The great debt ceiling hoax
In my reading of U.S. history, I've never come across a moment of financial distress that was caused by the statutory limit on the federal government's ability to sell bonds and other debt instruments. I may still be wrong, but it seems that two factors are causing the current brouhaha: the use of brinkmanship to boost federal spending so that Democrats can buy more votes for the next election — and the pervasive ignorance of matters financial among the "news" media.
Back in the aftermath of the attack on Pearl Harbor, a green eyeshade–wearing nerd working in the FDR administration, named Milton Friedman, proposed deducting estimated income tax from workers' paychecks — in order to help finance the war effort. The first "withholding" had occurred years earlier for Social Security and was greeted by howls of displeasure.
We're used to all of that now. About every three months, there's a surge of dollars flowing into the U.S. Treasury. Income from other sources such as tariffs, customs duties, and alcohol tax are continually trickling into federal coffers. Meanwhile, the media hyenas keep screaming, "Default, default!," as if our magnificent government needs to keep borrowing in order to pay its debts...which it does.
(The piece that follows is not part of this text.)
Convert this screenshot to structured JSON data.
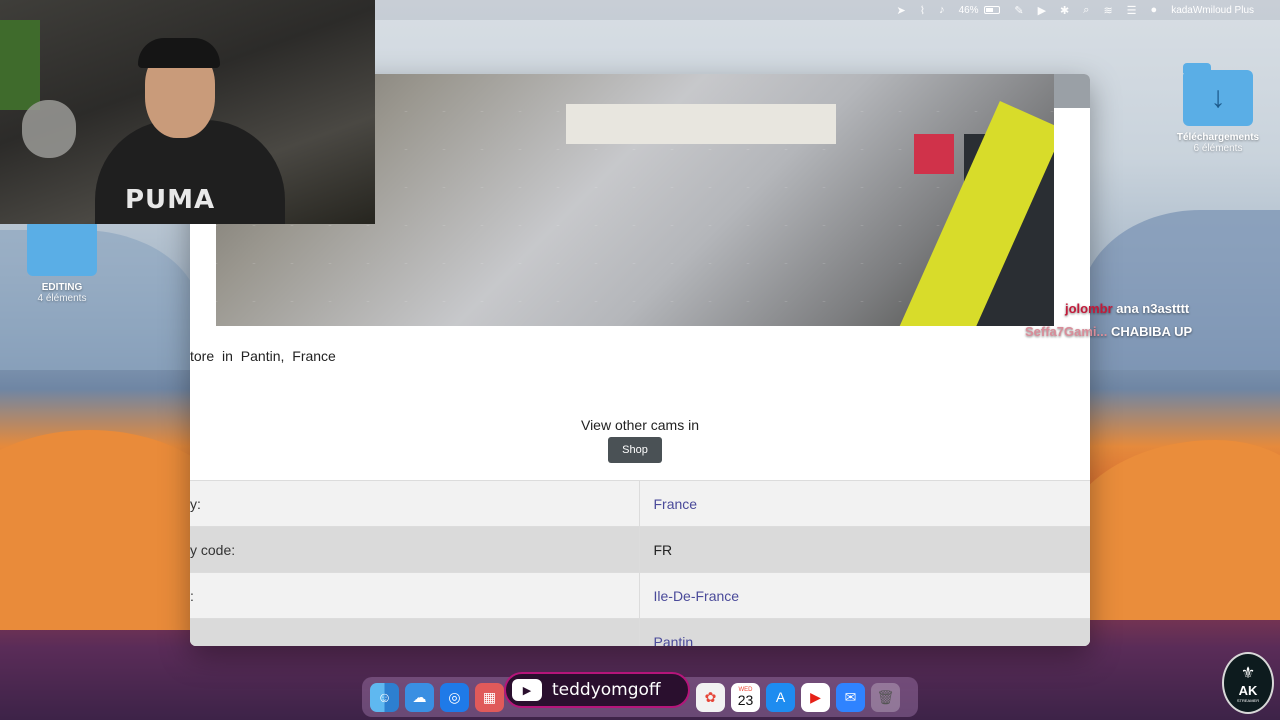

We mere mortals are not allowed to behave this way on anything like a sustained basis. But then, we don't have a Bureau of Printing and Engraving that is always standing by to help us out. As a result, a big chunk of our political establishment relies on its ability to keep throwing money at every pet project that it can find. Balancing the ledger is a waste of time. Our fearless leader is stiffing the strategic lynchpin of the South Pacific, Papua New Guinea, so he can minimize his absence from the "heated" negotiations over (again) the debt ceiling. Otherwise, his lapdogs in the media may lose interest in the imaginary crisis.
Those conspicuous adults in Congress who want to dial back the rate of growth of government spending as a condition of keeping the debt spigot open are being characterized as sadistic exploiters of the elderly and downtrodden. Trying to stabilize the value of the U.S. dollar is of no importance. It's merely a theoretical concept.
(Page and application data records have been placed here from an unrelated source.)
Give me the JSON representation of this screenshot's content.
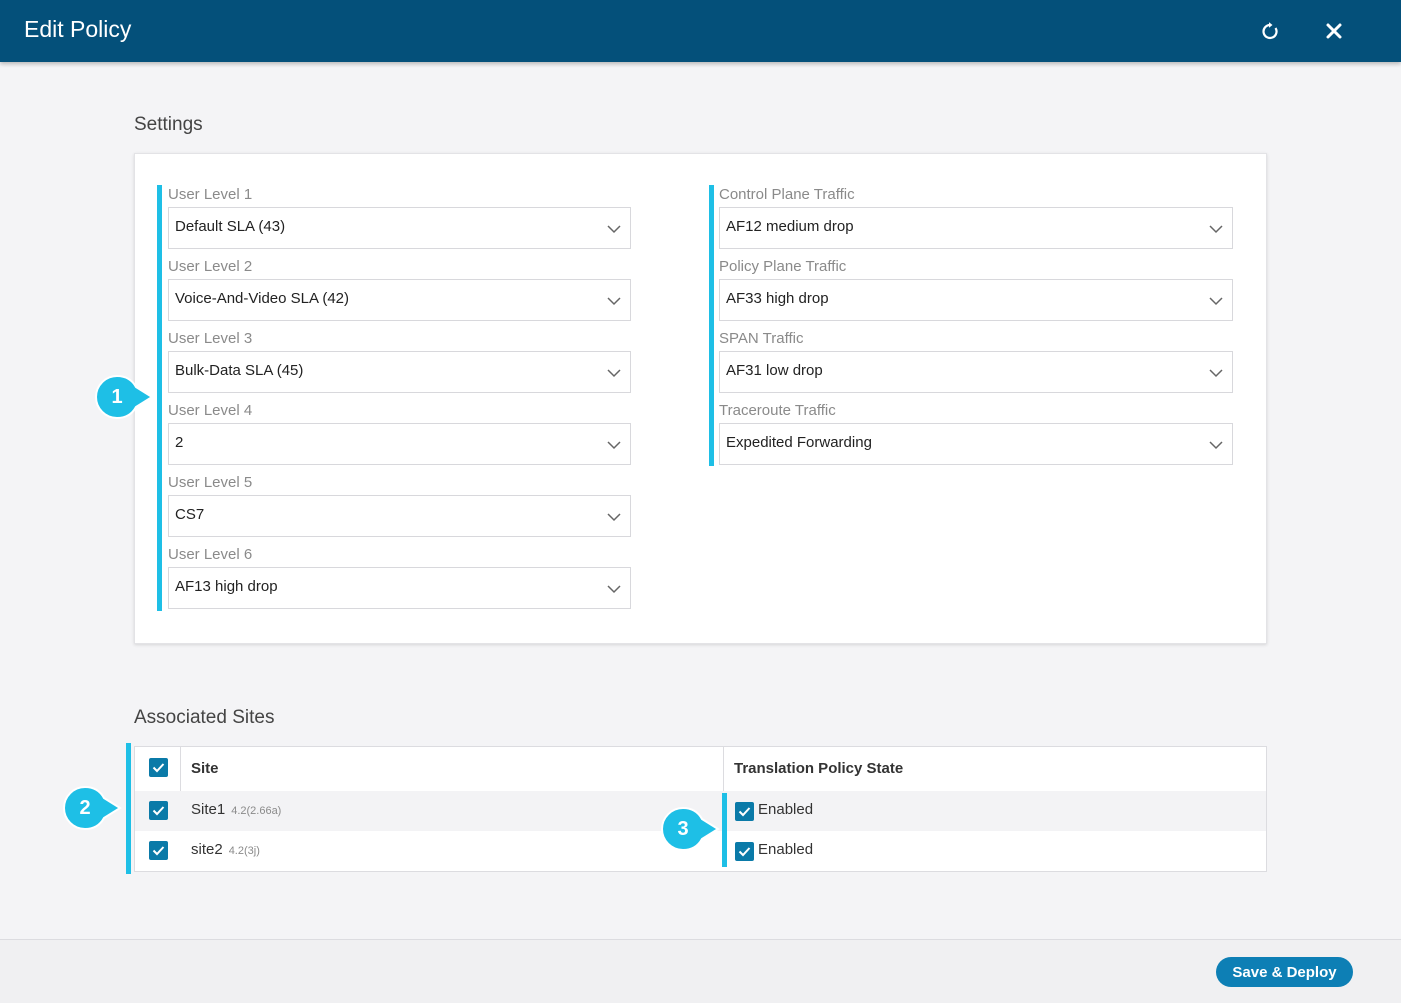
{
  "header": {
    "title": "Edit Policy",
    "refresh_icon": "refresh-icon",
    "close_icon": "close-icon",
    "bg_color": "#04507a"
  },
  "settings": {
    "title": "Settings",
    "left_fields": [
      {
        "label": "User Level 1",
        "value": "Default SLA (43)"
      },
      {
        "label": "User Level 2",
        "value": "Voice-And-Video SLA (42)"
      },
      {
        "label": "User Level 3",
        "value": "Bulk-Data SLA (45)"
      },
      {
        "label": "User Level 4",
        "value": "2"
      },
      {
        "label": "User Level 5",
        "value": "CS7"
      },
      {
        "label": "User Level 6",
        "value": "AF13 high drop"
      }
    ],
    "right_fields": [
      {
        "label": "Control Plane Traffic",
        "value": "AF12 medium drop"
      },
      {
        "label": "Policy Plane Traffic",
        "value": "AF33 high drop"
      },
      {
        "label": "SPAN Traffic",
        "value": "AF31 low drop"
      },
      {
        "label": "Traceroute Traffic",
        "value": "Expedited Forwarding"
      }
    ]
  },
  "associated_sites": {
    "title": "Associated Sites",
    "columns": [
      "Site",
      "Translation Policy State"
    ],
    "rows": [
      {
        "site": "Site1",
        "version": "4.2(2.66a)",
        "state": "Enabled",
        "checked": true
      },
      {
        "site": "site2",
        "version": "4.2(3j)",
        "state": "Enabled",
        "checked": true
      }
    ]
  },
  "callouts": [
    "1",
    "2",
    "3"
  ],
  "footer": {
    "save_label": "Save & Deploy"
  },
  "colors": {
    "accent": "#1ebfe6",
    "checkbox": "#0a7aa8",
    "button": "#0d7fb5"
  }
}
Increasing the money supply is a longstanding mainstay of the American left. Unsuccessful four-time Democrat presidential candidate William Jennings Bryan is best remembered for his "Cross of Gold" speech. The benighted common man was being crucified by the evil gold standard. Dropping gold as the support for the dollar would enable a drastic increase in the money supply. Common folk would likely have many, many more dollars to spend...and they would have needed them in order to compensate for their lost value. Lyndon Johnson and then Richard Nixon more or less finally weaned the U.S. officially off the gold standard. They didn't go so far as to sell Fort Knox to some Chinese oligarch, but the stability of the dollar has since relied all the more on its comparison to its foreign competition.
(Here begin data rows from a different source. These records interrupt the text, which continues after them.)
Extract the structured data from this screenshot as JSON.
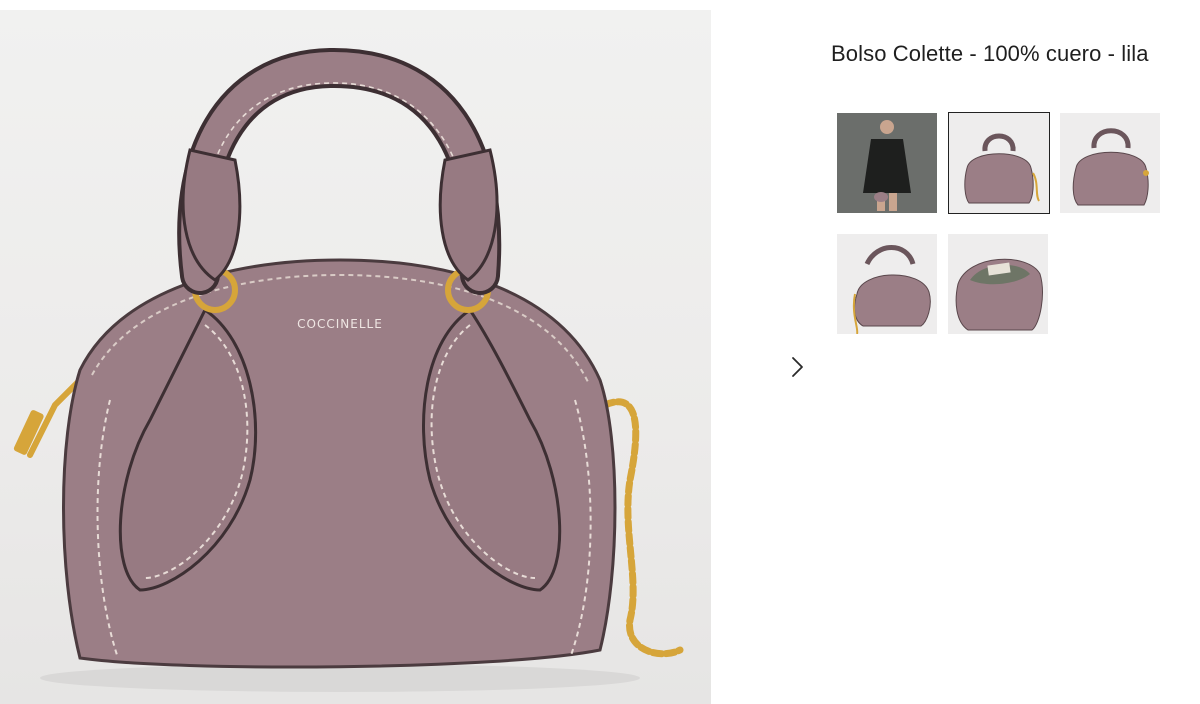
{
  "product": {
    "title": "Bolso Colette - 100% cuero - lila",
    "brand_logo_text": "COCCINELLE",
    "color": "#9b7e86"
  },
  "gallery": {
    "main_image": "bag-front-view",
    "thumbnails": [
      {
        "subject": "model-wearing-bag",
        "selected": false
      },
      {
        "subject": "bag-front-view",
        "selected": true
      },
      {
        "subject": "bag-three-quarter-view",
        "selected": false
      },
      {
        "subject": "bag-side-view",
        "selected": false
      },
      {
        "subject": "bag-open-interior",
        "selected": false
      }
    ],
    "next_icon": "chevron-right-icon"
  },
  "colors": {
    "leather": "#9b7e86",
    "leather_shadow": "#7f646c",
    "hardware_gold": "#d6a53a",
    "background": "#efeeed",
    "title_text": "#1f1f1f"
  }
}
Of course, there's always the possibility of increasing federal revenue. "Tax the rich" is the usual mantra. But there's only so much blood that can be squeezed out of a turnip. Typically, the top 5% of income earners already pay about 60% of the income tax...that's really up there as far as "graduation" of tax rates when compared to the rest of the known world. They've already proposed taxing incomes that have yet to occur in the form of unrealized capital gains and are also noodling over taxing wealth — which is mostly the residue left over from already taxed incomes.
It is anathema to mention (ahem) Supply Side Economics. Lower taxes allow for more economic activity, thus creating more taxable events. Rather, we have to obey the specious tenets of Modern Monetary Theory. Public debt is good. Complete government control of the economy is even better.
Image: PublicDomainPictures via Pixabay, Pixabay License.